thick. This would make grasping with the vise grips or a large set of
tongs possible. The fins would not interfer with the flask placement
in the oven. If they are made of stainless steel there should not be
an oxidation problem either. I can’t see where there may be an effect
of the heat transfer to or from the flask.

This might just be a new invention! Y’all saw it here first.

The fin would help get your hands further from the flask and away
from the ends at quenching.

Just an idea. I have to deal with large flasks occasional too.

Bill Churlik

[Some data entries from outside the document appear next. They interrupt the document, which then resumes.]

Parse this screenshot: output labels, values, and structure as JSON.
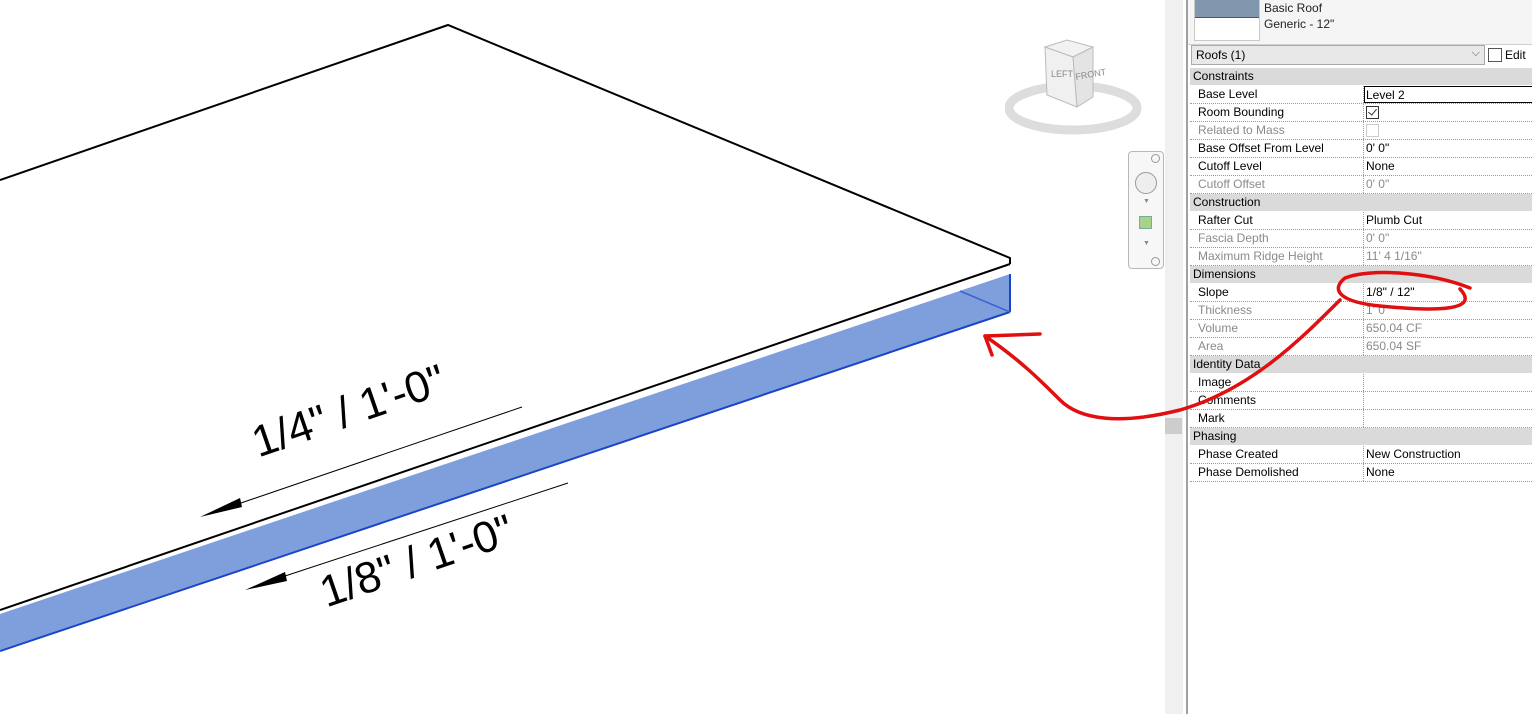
{
  "viewport": {
    "annotations": [
      "1/4\" / 1'-0\"",
      "1/8\" / 1'-0\""
    ],
    "viewcube": {
      "left_face": "LEFT",
      "front_face": "FRONT"
    },
    "colors": {
      "selection_face": "#7f9fdc",
      "selection_edge": "#1a45c8",
      "markup": "#e01010"
    }
  },
  "properties": {
    "type_family": "Basic Roof",
    "type_name": "Generic - 12\"",
    "filter": "Roofs (1)",
    "edit_type": "Edit",
    "groups": [
      {
        "name": "Constraints",
        "rows": [
          {
            "label": "Base Level",
            "value": "Level 2"
          },
          {
            "label": "Room Bounding",
            "value": "",
            "checkbox": true,
            "checked": true
          },
          {
            "label": "Related to Mass",
            "value": "",
            "checkbox": true,
            "checked": false,
            "disabled": true
          },
          {
            "label": "Base Offset From Level",
            "value": "0'  0\""
          },
          {
            "label": "Cutoff Level",
            "value": "None"
          },
          {
            "label": "Cutoff Offset",
            "value": "0'  0\"",
            "disabled": true
          }
        ]
      },
      {
        "name": "Construction",
        "rows": [
          {
            "label": "Rafter Cut",
            "value": "Plumb Cut"
          },
          {
            "label": "Fascia Depth",
            "value": "0'  0\"",
            "disabled": true
          },
          {
            "label": "Maximum Ridge Height",
            "value": "11'  4 1/16\"",
            "disabled": true
          }
        ]
      },
      {
        "name": "Dimensions",
        "rows": [
          {
            "label": "Slope",
            "value": "1/8\" / 12\""
          },
          {
            "label": "Thickness",
            "value": "1'  0\"",
            "disabled": true
          },
          {
            "label": "Volume",
            "value": "650.04 CF",
            "disabled": true
          },
          {
            "label": "Area",
            "value": "650.04 SF",
            "disabled": true
          }
        ]
      },
      {
        "name": "Identity Data",
        "rows": [
          {
            "label": "Image",
            "value": ""
          },
          {
            "label": "Comments",
            "value": ""
          },
          {
            "label": "Mark",
            "value": ""
          }
        ]
      },
      {
        "name": "Phasing",
        "rows": [
          {
            "label": "Phase Created",
            "value": "New Construction"
          },
          {
            "label": "Phase Demolished",
            "value": "None"
          }
        ]
      }
    ]
  }
}
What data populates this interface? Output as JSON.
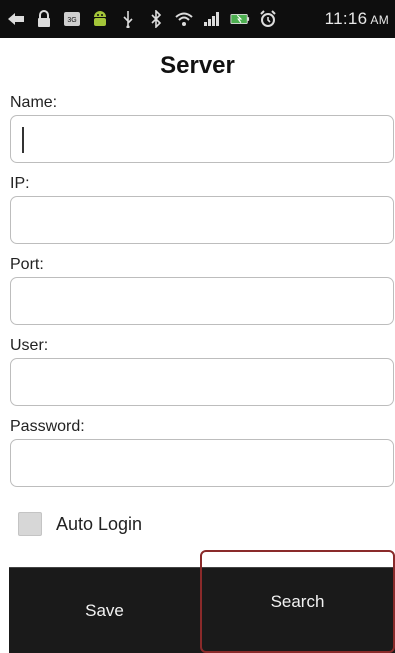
{
  "statusbar": {
    "icons": [
      "back-icon",
      "lock-icon",
      "3g-icon",
      "android-icon",
      "usb-icon",
      "bluetooth-icon",
      "wifi-icon",
      "signal-icon",
      "battery-icon",
      "alarm-icon"
    ],
    "time": "11:16",
    "ampm": "AM"
  },
  "title": "Server",
  "form": {
    "name_label": "Name:",
    "name_value": "",
    "ip_label": "IP:",
    "ip_value": "",
    "port_label": "Port:",
    "port_value": "",
    "user_label": "User:",
    "user_value": "",
    "password_label": "Password:",
    "password_value": ""
  },
  "auto_login": {
    "label": "Auto Login",
    "checked": false
  },
  "buttons": {
    "save": "Save",
    "search": "Search"
  },
  "colors": {
    "statusbar": "#0e0e0e",
    "buttonbar": "#1a1a1a",
    "highlight": "#8a2a2a"
  }
}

Lee, I would like to see photos of this method. I, too, have a hard
time holding flasks and moving them around for centrifugal casting.
This sounds like it could work for me, but I can’t picture it (that’s
another issue).


I was involved for a few years in developing a large vacum casting
system for a sculptural foundry and I developed a system for getting
flasks in and out of a top loading kiln. To give you some idea we
were using flasks up to 20" high and 10" across, some used 3-4 bags
of plaster each.

To lift in and out I drilled a pair of 1/4" holes 1" in from each
end across the widest section, ie a diameter. Then cut a piece of
1/4" stainless steel studding 2" longer than the diameter and bolt in
place inside and out, this is the bottom of the flask. The other end
use 1 1/4" ss bolts with the heads on the inside. To lift you make a
strong wire loop like a bucket handle only with the little loops at
the end twisted to go sideways I still use a bucket handle for one
size of flask!).

You can drop the flask over your wax model quite easily, and the
studding supports the plaster at the open end. There is obviously a
lot more to it than this, the foundry went on to LARGE perforated
flasks but I still use my system to great effect.

Tim Blades.

Would a big oil-filter wrench, or vise-grips that use a piece of
bike-chain be good tools for this purpose. All metal surfaces and
used gently all the way thru the casting progress, of course.